Valerie Sawinski was appointed principal of Edward Bleeker JHS 185 in January, 2000.  Prior to being appointed principal, Mrs. Sawinski served as an assistant principal at Dyker Height Intermediate School 201 in Brooklyn, New York.  Before receiving a degree in Educational Administration and Supervision from St. John’s University in 1993, Mrs. Sawinski was a science teacher and the dean of discipline at IS 73.

Mrs. Sawinski was recognized for her instructional leadership at JHS 185 by her selection as a Cahn Fellow for Distinguished New York City Principals at Teachers College in June 2007.





Saskia Traill is the Director of Policy at The After-School Corporation (TASC), dedicated to giving all kids opportunities to grow through after-school and summer programs that support, educate and inspire them. She is currently leading policy efforts surrounding TASC’s 10-site pilot for expanded learning time, ELT/NYC, and a planning project to align high school out-of-school time with high school reform. She has co-authored articles for peer-reviewed journals and books, as well as written policy briefs and reports on a range of issues, including family economics and after-school programming. Prior to working at TASC, Saskia was a Program Manager for the Insight Center for Community Economic Development, working to build state systems for early care and education.

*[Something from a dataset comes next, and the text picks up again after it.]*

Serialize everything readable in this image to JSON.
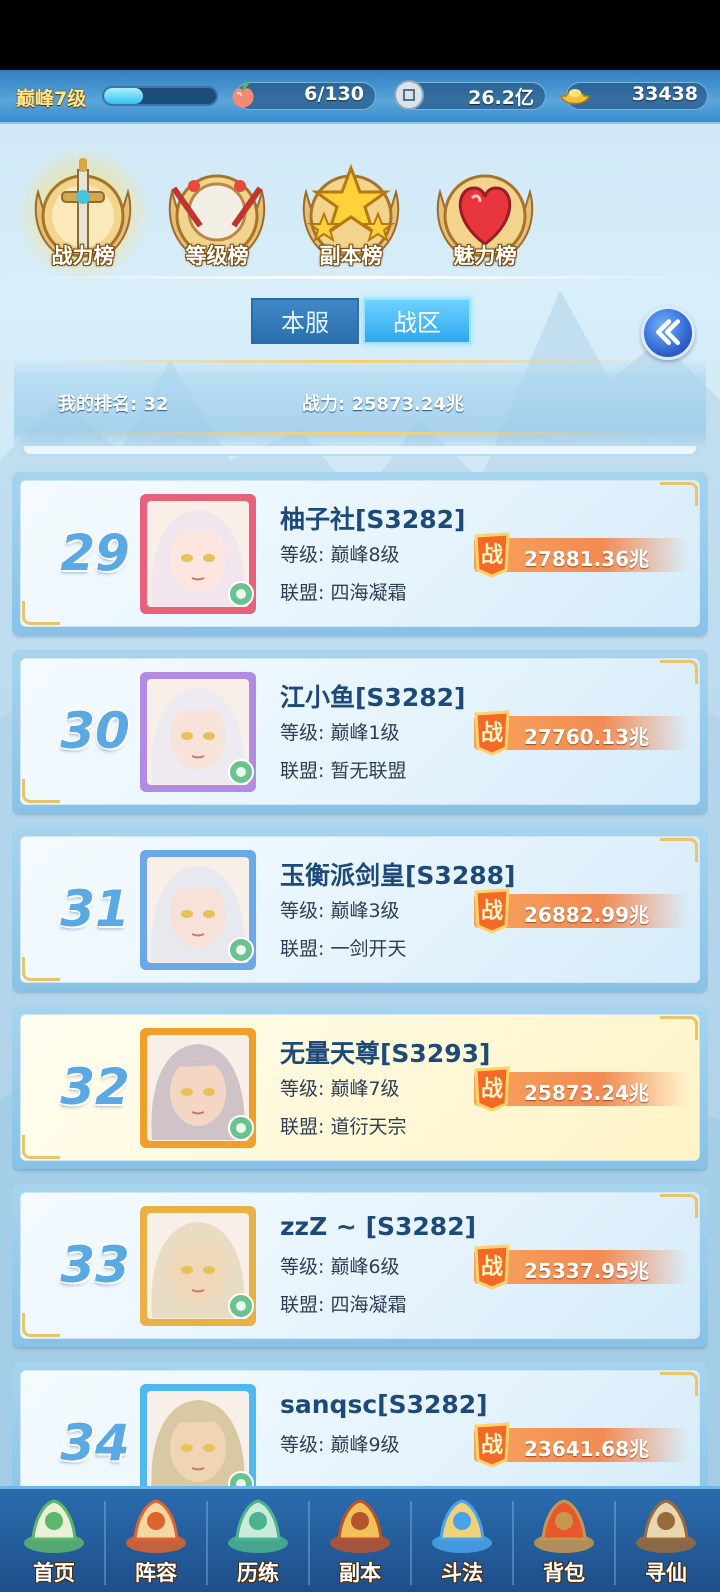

Dr. Traill currently serves on the Public Policy Committee of the Society for Research on Adolescence and is co-leader of the National Science Foundation’s Center for the Advancement of Informal Science Education (CAISE) Policy Study Inquiry Group. She received her B.A. from Columbia University and a Ph.D. in research psychology from Stanford University.



Corbett Coutts
Assistant Principal
Mario Umana Middle School Academy
312 Border St.
East Boston, MA 02128

Jennifer Davis
Massachusetts 2020
One Beacon St.
34th Floor
Boston, MA 02108

Valerie Sawinski
JHS 185 Edward Bleeker
14726 25th Drive
Flushing, NY 11354-1420
(718) 445-3232

Saskia Traill
Policy Director
The After-School Corporation (TASC) 
1440 Broadway
16th Floor
New York, NY 10018


The American Youth Policy Forum (AYPF), a nonprofit, nonpartisan professional development organization based in Washington, DC, provides learning opportunities for policy leaders, practitioners, and researchers working on youth and education issues at the national, state, and local levels. AYPF events and publications are made possible by contributions from philanthropic foundations. For a complete list, click here.